╔══

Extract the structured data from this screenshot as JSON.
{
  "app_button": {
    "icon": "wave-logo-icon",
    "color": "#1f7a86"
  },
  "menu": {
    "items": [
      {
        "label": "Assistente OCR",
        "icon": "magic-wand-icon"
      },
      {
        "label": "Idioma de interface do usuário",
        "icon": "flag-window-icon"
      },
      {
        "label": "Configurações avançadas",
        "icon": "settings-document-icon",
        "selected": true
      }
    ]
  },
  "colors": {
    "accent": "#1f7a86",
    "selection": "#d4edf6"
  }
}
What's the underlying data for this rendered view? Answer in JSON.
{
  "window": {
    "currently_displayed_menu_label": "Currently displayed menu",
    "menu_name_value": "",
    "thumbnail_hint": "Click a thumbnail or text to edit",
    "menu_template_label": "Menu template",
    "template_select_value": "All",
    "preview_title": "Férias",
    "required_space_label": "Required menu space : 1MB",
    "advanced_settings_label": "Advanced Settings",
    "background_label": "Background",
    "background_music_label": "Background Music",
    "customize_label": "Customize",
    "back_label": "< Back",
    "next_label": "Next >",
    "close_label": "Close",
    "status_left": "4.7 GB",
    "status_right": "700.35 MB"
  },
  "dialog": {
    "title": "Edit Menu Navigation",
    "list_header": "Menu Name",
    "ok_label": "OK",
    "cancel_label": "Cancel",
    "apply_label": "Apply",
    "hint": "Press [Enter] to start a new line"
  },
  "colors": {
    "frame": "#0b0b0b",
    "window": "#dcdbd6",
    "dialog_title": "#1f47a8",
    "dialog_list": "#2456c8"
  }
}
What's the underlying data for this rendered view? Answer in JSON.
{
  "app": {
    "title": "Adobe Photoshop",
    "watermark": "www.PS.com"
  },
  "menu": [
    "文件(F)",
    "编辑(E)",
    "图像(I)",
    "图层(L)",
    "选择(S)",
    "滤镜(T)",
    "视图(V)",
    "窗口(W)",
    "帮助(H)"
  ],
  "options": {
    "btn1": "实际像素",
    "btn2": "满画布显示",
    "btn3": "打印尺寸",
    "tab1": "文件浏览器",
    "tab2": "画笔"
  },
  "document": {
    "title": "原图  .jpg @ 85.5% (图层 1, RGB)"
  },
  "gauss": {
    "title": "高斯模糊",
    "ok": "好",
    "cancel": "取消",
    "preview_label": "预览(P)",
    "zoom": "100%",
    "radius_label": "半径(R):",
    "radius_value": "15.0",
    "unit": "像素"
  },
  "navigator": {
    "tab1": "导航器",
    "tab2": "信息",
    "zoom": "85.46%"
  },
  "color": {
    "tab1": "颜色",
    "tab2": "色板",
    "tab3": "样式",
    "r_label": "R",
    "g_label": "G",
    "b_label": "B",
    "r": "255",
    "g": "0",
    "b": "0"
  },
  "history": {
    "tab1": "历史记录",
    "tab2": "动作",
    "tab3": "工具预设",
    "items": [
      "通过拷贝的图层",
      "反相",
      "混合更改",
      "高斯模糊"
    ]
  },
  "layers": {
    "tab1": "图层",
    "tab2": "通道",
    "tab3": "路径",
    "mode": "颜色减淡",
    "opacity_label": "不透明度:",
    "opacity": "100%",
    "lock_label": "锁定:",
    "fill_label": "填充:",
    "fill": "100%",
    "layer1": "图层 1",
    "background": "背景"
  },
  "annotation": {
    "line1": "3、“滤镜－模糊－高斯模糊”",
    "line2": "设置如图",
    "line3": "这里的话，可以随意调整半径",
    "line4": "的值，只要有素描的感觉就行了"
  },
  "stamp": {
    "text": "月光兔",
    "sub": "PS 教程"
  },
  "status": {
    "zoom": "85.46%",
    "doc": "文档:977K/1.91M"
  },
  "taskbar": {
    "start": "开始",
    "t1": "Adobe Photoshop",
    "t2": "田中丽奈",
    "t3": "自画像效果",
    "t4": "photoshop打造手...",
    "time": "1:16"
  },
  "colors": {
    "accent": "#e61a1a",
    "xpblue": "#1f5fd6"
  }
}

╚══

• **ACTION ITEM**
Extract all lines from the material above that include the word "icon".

• **OUTPUT FOR THIS TASK**
    "icon": "wave-logo-icon",
        "icon": "magic-wand-icon"
        "icon": "flag-window-icon"
        "icon": "settings-document-icon",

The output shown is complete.